The many colors of Sherman Ferguson’s drumming have been heard in settings as varied as the groups of Dizzy Gillespie, Benny Carter, Bud Shank and Shorty Rogers, to name only a few. Spend a few nights visiting local jazz rooms and there’s a better-than-average chance that you’ll hear Ferguson in action, enhancing whatever music he’s playing with his well-crafted rhythms and his thoughtful musical sensibilities.
On Tuesday at Catalina Bar & Grill, Ferguson applied those skills to his own group, Sherman Ferguson’s Jazz Union. The four-piece ensemble, which also included bassist Trevor Ware and saxophonists Louis Van Taylor and Carl Randall, romped through a collection of spirited, bop-tinged pieces, vigorously driven by Ferguson’s propulsive drumming.
Two-saxophone front lines have had a long and illustrious jazz history, and the Jazz Union ensemble sound tapped into that resonance via Ferguson arrangements emphasizing the muscular sounds produced by the two instruments in tandem. The pieces ranged from bop classics to Ferguson originals and, somewhat surprisingly, a brawny take on Ornette Coleman’s “Turnaround.” Taylor’s tenor saxophone soloing was particularly impressive on the last, and even more effective on the sole number in which he switched to alto saxophone, seeming more comfortable with the smaller instrument’s timbre and flexibility.
But the heartbeat of the music was Ferguson’s drumming. Using his drum kit like an infinitely variable set of tonal devices, he added constructive musical touches to everything he played.

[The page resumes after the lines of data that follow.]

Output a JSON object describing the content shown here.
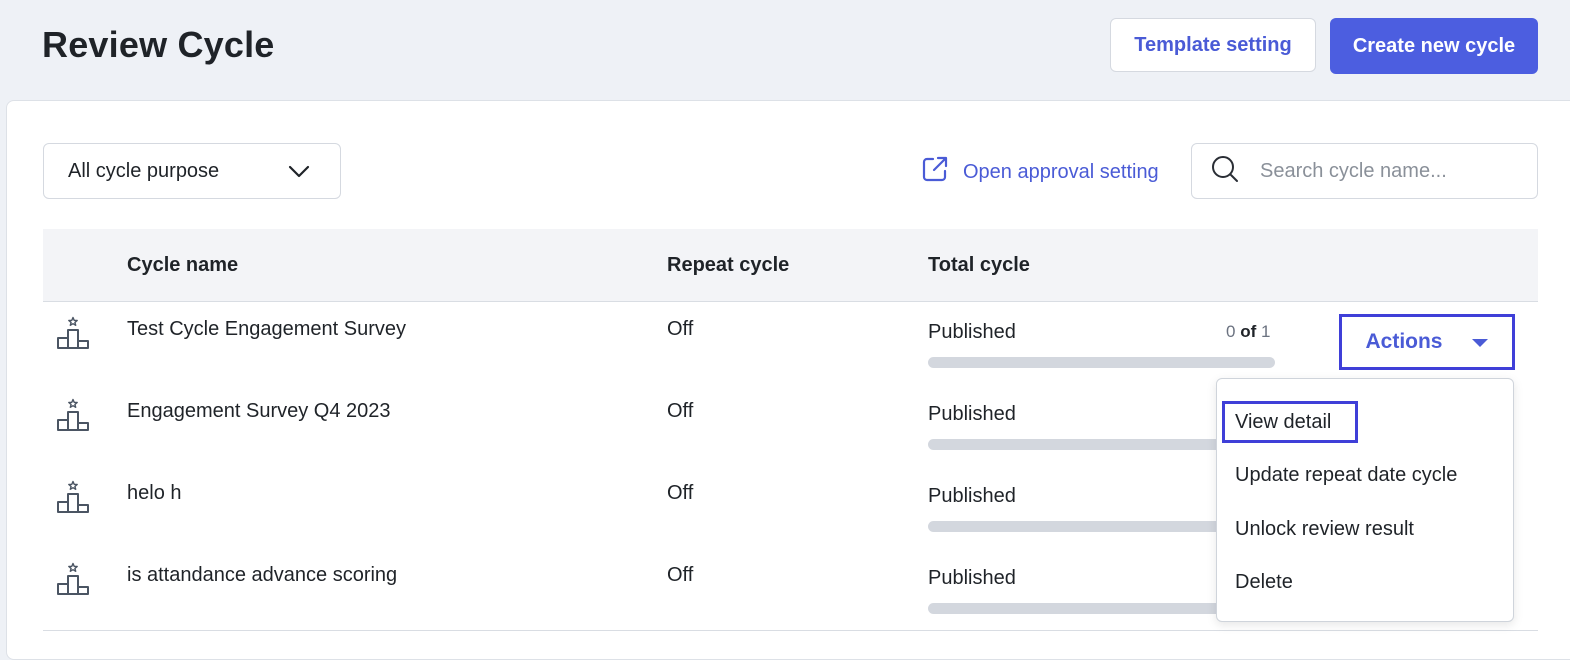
{
  "header": {
    "title": "Review Cycle",
    "template_setting_label": "Template setting",
    "create_cycle_label": "Create new cycle"
  },
  "filters": {
    "purpose_selected": "All cycle purpose",
    "open_approval_label": "Open approval setting",
    "search_placeholder": "Search cycle name..."
  },
  "table": {
    "columns": [
      "Cycle name",
      "Repeat cycle",
      "Total cycle"
    ],
    "rows": [
      {
        "name": "Test Cycle Engagement Survey",
        "repeat": "Off",
        "status": "Published",
        "done": "0",
        "of_label": "of",
        "total": "1",
        "progress": 0
      },
      {
        "name": "Engagement Survey Q4 2023",
        "repeat": "Off",
        "status": "Published",
        "progress": 0
      },
      {
        "name": "helo h",
        "repeat": "Off",
        "status": "Published",
        "progress": 0
      },
      {
        "name": "is attandance advance scoring",
        "repeat": "Off",
        "status": "Published",
        "progress": 0
      }
    ]
  },
  "actions": {
    "button_label": "Actions",
    "menu": [
      "View detail",
      "Update repeat date cycle",
      "Unlock review result",
      "Delete"
    ]
  },
  "colors": {
    "accent": "#4c5ee0",
    "highlight_border": "#3f3fd8",
    "progress_track": "#d3d7de",
    "background": "#eef1f6"
  },
  "icons": {
    "row_icon": "podium-star-icon",
    "filter_chevron": "chevron-down-icon",
    "approval": "external-link-icon",
    "search": "search-icon",
    "actions_caret": "caret-down-icon"
  }
}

No wonder he’s been an A-list, first-call player for so many years.